**Instructions to follow:**
Wherever a line holds the word "more", copy that line from the data.

**Information supplied:**
■ ■ ■
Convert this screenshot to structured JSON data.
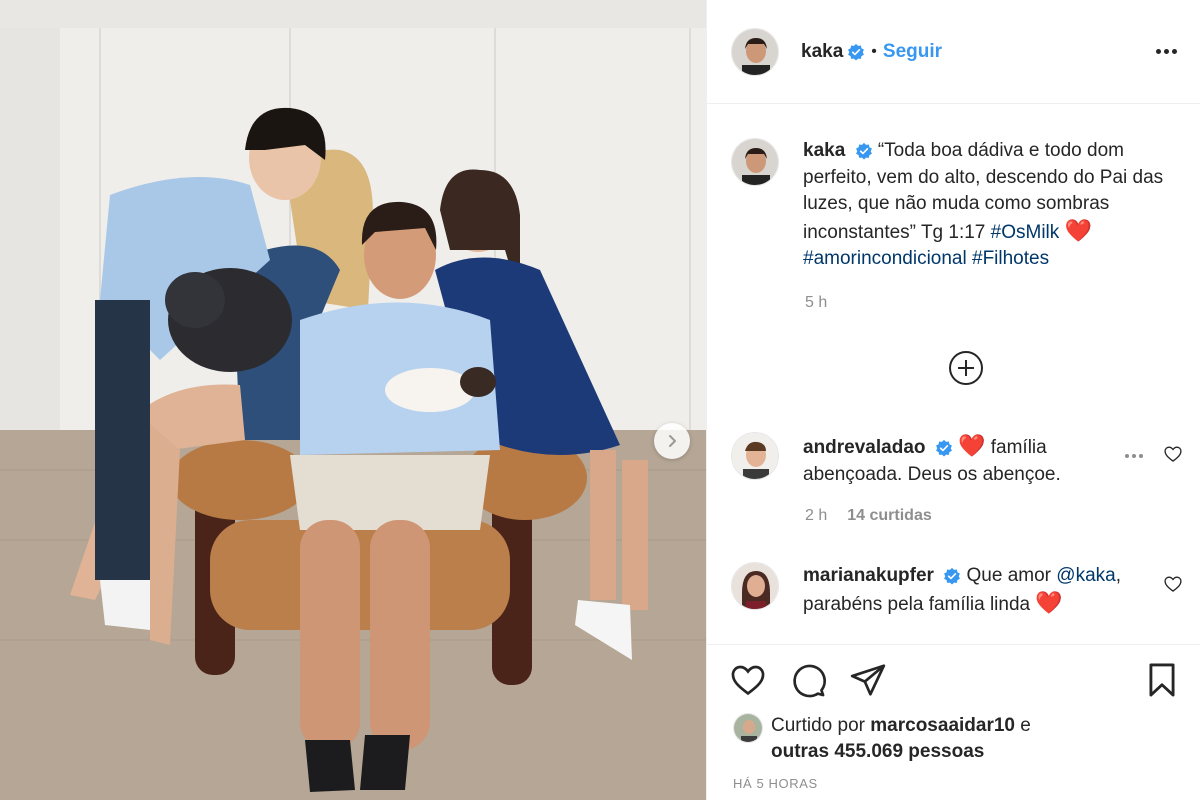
{
  "header": {
    "username": "kaka",
    "separator": "•",
    "follow_label": "Seguir"
  },
  "caption": {
    "username": "kaka",
    "text_part1": "“Toda boa dádiva e todo dom perfeito, vem do alto, descendo do Pai das luzes, que não muda como sombras inconstantes” Tg 1:17",
    "hashtag1": "#OsMilk",
    "emoji": "❤️",
    "hashtag2": "#amorincondicional",
    "hashtag3": "#Filhotes",
    "time": "5 h"
  },
  "comments": [
    {
      "username": "andrevaladao",
      "emoji": "❤️",
      "text": "família abençoada. Deus os abençoe.",
      "time": "2 h",
      "likes": "14 curtidas"
    },
    {
      "username": "marianakupfer",
      "text_before": "Que amor",
      "mention": "@kaka",
      "text_after": ", parabéns pela família linda",
      "emoji": "❤️"
    }
  ],
  "likes": {
    "prefix": "Curtido por",
    "user": "marcosaaidar10",
    "connector": "e",
    "others": "outras 455.069 pessoas"
  },
  "posted": "HÁ 5 HORAS",
  "colors": {
    "accent_blue": "#3897f0",
    "hashtag_blue": "#00376b",
    "muted_gray": "#8e8e8e",
    "heart_red": "#e0261f"
  },
  "icons": [
    "verified-badge-icon",
    "more-options-icon",
    "load-more-plus-icon",
    "heart-icon",
    "comment-icon",
    "share-icon",
    "bookmark-icon",
    "next-arrow-icon"
  ]
}
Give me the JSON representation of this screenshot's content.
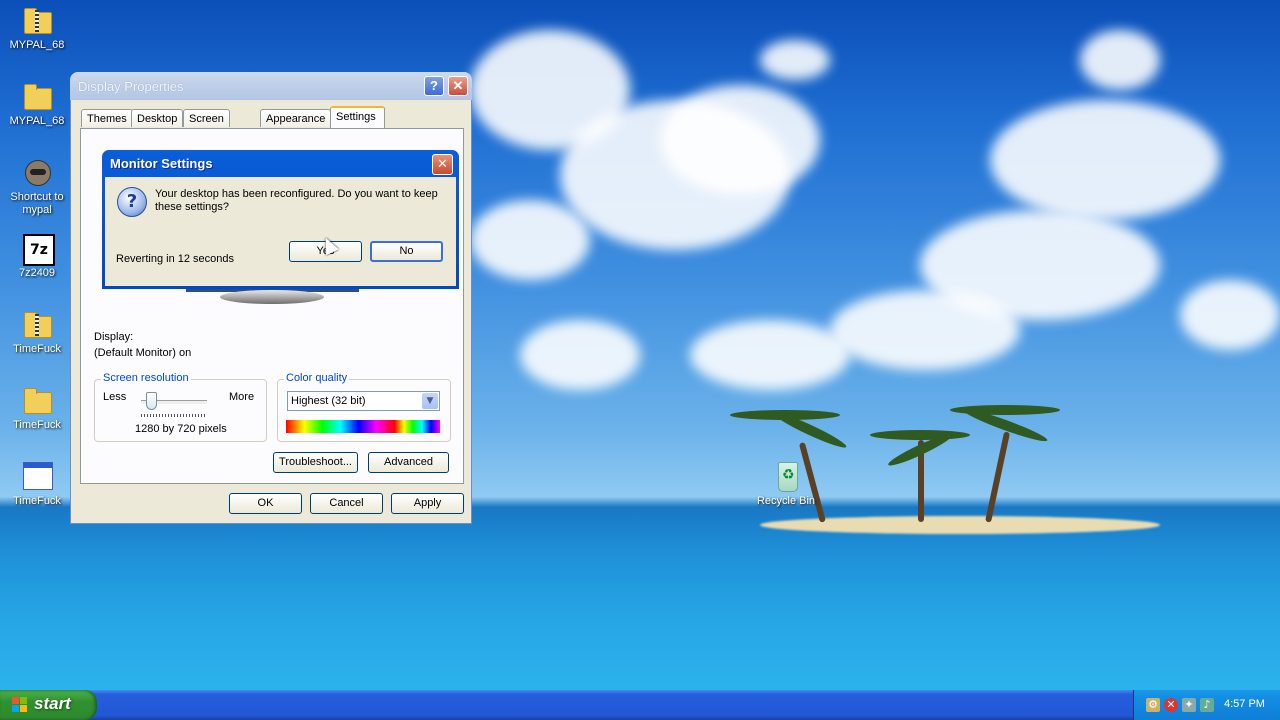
{
  "desktop": {
    "icons": [
      {
        "label": "MYPAL_68",
        "icon": "zip-folder-icon"
      },
      {
        "label": "MYPAL_68",
        "icon": "folder-icon"
      },
      {
        "label": "Shortcut to mypal",
        "icon": "mypal-shortcut-icon"
      },
      {
        "label": "7z2409",
        "icon": "7zip-icon"
      },
      {
        "label": "TimeFuck",
        "icon": "zip-folder-icon"
      },
      {
        "label": "TimeFuck",
        "icon": "folder-icon"
      },
      {
        "label": "TimeFuck",
        "icon": "application-window-icon"
      }
    ],
    "recycle_bin": {
      "label": "Recycle Bin",
      "icon": "recycle-bin-icon"
    }
  },
  "display_properties": {
    "title": "Display Properties",
    "help_glyph": "?",
    "close_glyph": "✕",
    "tabs": [
      {
        "label": "Themes",
        "active": false
      },
      {
        "label": "Desktop",
        "active": false
      },
      {
        "label": "Screen Saver",
        "active": false
      },
      {
        "label": "Appearance",
        "active": false
      },
      {
        "label": "Settings",
        "active": true
      }
    ],
    "display_label": "Display:",
    "display_value": "(Default Monitor) on",
    "screen_resolution": {
      "title": "Screen resolution",
      "less": "Less",
      "more": "More",
      "value_text": "1280 by 720 pixels"
    },
    "color_quality": {
      "title": "Color quality",
      "selected": "Highest (32 bit)"
    },
    "buttons": {
      "troubleshoot": "Troubleshoot...",
      "advanced": "Advanced",
      "ok": "OK",
      "cancel": "Cancel",
      "apply": "Apply"
    }
  },
  "monitor_settings": {
    "title": "Monitor Settings",
    "close_glyph": "✕",
    "question_glyph": "?",
    "message": "Your desktop has been reconfigured.  Do you want to keep these settings?",
    "countdown": "Reverting in 12 seconds",
    "yes": "Yes",
    "no": "No"
  },
  "taskbar": {
    "start_label": "start",
    "clock": "4:57 PM",
    "tray_icons": [
      "network-icon",
      "security-alert-icon",
      "tools-icon",
      "volume-icon"
    ]
  },
  "colors": {
    "xp_title_blue": "#0a5ed8",
    "taskbar_blue": "#245edb",
    "start_green": "#309030",
    "group_title_blue": "#0046d5"
  }
}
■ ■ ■
**Expected answer:**
    "more-options-icon",
    "load-more-plus-icon",
      "more": "More",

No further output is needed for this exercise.